When approaching The Shed you will see a crudely organized junkyard of bikes stripped of all usable parts; high piles of tires and wheel rims stacked with some obscure algorithmic disorder; another pile of better looking bicycles, some with vital organs missing; all of this overshadowed by a two-story shed made from roofing iron and overfilled with more bicycles and parts.
Clustered around The Shed’s crude infrastructure toils a greasy, dirty, and at times dehydrated group of people, working on whatever surface available. For most onlookers it seems like an overcrowded and ill-lit communal garage of strange tools and parts that people have casually picked up and for one reason or another could not disengage from.

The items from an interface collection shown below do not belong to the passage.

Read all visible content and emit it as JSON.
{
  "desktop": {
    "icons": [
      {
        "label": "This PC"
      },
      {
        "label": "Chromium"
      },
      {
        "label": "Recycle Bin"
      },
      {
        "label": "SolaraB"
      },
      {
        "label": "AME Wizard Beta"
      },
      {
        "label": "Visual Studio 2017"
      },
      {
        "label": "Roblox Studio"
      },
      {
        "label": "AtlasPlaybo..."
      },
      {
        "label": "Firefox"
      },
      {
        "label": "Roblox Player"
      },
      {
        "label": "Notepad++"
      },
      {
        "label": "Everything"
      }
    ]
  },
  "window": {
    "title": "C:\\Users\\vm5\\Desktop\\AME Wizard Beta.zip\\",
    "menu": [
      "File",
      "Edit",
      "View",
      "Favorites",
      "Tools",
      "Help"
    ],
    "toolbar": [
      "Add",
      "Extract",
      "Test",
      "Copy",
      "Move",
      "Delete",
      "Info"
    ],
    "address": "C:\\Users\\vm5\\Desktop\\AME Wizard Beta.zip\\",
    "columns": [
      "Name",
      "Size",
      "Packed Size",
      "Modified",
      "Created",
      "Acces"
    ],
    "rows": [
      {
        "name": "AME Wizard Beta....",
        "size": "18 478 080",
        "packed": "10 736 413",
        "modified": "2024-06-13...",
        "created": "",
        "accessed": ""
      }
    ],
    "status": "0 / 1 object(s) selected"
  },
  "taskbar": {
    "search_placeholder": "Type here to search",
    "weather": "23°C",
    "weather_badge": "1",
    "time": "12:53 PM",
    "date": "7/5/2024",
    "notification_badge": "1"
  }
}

However, if you were to take a second look, you would realize that within the seeming chaos there is a small group of individuals who are more heavily covered in grease, incisively carrying parts and tools. More importantly, they are not working on a single bicycle but assisting others with repairs
Read the full paper at: http://organizationunbound.org/expressive-change/the-bike-shed/